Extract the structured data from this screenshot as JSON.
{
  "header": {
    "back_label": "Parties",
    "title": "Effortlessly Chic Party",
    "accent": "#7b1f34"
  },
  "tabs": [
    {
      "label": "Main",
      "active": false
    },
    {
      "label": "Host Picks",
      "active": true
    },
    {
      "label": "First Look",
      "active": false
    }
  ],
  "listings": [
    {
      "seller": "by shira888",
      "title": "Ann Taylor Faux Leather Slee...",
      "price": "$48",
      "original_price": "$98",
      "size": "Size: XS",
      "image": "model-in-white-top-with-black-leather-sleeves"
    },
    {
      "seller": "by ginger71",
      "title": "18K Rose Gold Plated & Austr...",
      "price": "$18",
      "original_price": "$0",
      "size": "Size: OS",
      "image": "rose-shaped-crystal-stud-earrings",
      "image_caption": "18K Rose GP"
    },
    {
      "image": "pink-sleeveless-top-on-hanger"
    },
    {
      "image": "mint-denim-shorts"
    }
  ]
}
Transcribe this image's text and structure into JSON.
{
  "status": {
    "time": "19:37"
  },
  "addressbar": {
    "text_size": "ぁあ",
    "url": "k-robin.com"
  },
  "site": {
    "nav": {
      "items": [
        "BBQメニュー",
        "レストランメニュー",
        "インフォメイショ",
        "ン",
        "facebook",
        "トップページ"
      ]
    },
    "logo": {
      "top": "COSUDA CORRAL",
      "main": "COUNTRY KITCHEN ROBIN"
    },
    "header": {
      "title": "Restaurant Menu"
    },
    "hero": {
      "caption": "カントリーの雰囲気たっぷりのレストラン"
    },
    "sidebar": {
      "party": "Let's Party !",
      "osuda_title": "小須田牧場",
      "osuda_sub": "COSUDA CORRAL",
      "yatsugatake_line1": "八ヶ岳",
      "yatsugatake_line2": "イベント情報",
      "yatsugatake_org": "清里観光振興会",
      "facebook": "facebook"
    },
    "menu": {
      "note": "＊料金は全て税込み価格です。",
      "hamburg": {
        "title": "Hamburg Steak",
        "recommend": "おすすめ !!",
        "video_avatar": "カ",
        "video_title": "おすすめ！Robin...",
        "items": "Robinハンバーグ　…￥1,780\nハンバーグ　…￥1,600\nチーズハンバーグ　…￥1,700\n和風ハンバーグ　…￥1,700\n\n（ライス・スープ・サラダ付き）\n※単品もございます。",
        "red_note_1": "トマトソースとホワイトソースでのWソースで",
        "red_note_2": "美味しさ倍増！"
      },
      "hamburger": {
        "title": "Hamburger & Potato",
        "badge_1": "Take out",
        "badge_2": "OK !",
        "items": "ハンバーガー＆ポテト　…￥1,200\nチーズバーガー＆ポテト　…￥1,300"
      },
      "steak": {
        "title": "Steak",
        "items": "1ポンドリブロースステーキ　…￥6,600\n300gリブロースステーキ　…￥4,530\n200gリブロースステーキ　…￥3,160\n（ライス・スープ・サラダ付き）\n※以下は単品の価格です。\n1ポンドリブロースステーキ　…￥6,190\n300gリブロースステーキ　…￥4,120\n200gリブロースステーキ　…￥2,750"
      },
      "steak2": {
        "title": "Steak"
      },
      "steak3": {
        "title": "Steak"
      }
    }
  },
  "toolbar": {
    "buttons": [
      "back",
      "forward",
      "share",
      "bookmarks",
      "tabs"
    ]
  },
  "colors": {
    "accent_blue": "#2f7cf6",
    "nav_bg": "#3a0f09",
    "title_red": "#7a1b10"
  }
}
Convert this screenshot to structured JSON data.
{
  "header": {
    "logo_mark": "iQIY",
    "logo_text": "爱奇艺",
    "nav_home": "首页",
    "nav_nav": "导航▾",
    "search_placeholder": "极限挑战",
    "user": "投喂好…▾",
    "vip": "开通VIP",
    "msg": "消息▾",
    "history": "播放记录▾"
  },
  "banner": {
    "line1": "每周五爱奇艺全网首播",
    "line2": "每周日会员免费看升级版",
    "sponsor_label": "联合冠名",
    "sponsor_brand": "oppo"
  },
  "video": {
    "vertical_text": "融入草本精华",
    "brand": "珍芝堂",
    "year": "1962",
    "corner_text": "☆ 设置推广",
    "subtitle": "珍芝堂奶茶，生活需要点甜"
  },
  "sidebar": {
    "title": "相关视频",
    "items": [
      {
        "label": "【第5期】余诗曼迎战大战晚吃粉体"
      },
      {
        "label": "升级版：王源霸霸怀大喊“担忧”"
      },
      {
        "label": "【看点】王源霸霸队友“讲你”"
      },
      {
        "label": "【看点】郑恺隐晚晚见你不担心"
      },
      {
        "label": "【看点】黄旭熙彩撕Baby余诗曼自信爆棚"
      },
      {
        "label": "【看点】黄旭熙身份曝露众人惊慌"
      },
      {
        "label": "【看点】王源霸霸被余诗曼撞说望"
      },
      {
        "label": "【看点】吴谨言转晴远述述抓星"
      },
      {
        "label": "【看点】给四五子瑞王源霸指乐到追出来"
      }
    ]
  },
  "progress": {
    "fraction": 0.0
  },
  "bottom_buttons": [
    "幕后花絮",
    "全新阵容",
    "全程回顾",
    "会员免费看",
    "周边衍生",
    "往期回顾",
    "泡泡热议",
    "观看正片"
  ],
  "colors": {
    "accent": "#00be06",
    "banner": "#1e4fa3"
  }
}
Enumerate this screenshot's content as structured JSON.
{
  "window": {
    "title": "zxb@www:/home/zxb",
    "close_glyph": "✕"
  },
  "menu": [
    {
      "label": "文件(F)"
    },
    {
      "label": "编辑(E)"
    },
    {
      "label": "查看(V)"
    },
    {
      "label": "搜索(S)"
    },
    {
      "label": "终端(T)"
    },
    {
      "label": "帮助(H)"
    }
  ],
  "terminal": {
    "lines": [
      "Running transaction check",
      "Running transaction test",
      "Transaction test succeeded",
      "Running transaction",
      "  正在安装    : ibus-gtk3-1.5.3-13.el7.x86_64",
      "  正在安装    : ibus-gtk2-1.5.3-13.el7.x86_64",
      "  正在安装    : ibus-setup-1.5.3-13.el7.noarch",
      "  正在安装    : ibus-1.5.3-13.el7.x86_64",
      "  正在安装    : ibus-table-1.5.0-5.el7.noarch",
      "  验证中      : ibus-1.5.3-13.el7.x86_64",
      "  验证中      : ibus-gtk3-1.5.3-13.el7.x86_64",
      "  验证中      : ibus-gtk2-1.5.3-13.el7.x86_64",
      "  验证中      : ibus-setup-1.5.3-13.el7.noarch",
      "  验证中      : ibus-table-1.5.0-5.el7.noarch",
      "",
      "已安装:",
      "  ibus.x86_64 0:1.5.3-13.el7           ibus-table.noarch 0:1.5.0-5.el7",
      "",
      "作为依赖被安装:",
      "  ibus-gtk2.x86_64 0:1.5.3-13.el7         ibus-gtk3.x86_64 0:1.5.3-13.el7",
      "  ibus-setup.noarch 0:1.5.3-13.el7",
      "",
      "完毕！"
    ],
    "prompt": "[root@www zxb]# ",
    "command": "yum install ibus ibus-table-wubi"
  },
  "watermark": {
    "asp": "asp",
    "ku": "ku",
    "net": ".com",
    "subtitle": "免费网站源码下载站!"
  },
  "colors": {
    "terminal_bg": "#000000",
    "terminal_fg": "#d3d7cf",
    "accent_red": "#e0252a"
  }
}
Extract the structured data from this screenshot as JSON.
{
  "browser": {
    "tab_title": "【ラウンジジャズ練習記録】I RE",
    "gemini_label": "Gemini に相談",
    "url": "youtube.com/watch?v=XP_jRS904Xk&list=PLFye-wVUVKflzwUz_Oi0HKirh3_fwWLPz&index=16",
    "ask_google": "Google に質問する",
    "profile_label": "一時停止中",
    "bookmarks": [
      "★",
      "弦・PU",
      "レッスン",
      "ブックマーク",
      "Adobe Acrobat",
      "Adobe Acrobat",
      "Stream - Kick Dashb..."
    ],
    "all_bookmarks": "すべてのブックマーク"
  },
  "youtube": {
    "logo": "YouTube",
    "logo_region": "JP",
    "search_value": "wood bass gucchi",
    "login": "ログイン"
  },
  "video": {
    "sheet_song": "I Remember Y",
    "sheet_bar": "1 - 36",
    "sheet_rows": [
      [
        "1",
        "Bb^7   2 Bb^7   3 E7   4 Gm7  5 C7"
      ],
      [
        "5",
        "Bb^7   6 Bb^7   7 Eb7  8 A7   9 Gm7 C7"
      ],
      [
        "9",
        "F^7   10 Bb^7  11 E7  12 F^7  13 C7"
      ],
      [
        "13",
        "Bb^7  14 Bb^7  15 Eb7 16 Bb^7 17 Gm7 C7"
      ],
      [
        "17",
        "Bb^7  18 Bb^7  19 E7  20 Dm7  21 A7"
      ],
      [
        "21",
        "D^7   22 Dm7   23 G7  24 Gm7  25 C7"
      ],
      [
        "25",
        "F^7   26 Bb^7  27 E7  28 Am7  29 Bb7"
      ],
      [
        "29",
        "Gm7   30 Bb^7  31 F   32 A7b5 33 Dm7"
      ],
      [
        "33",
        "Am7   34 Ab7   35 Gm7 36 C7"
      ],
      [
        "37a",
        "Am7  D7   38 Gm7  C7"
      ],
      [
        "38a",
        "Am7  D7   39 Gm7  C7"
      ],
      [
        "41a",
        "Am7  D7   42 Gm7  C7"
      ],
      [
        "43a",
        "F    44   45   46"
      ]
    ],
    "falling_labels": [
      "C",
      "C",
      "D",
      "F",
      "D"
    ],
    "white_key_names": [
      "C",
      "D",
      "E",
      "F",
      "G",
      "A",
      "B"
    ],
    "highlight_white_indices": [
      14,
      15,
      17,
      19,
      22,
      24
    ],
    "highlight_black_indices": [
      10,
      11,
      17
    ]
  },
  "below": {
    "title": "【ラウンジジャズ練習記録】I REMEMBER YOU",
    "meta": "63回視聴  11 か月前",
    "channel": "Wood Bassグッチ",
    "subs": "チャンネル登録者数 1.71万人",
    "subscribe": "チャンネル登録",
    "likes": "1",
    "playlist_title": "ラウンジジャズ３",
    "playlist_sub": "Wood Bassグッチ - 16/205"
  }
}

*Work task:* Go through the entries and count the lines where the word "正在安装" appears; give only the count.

*Result:* 5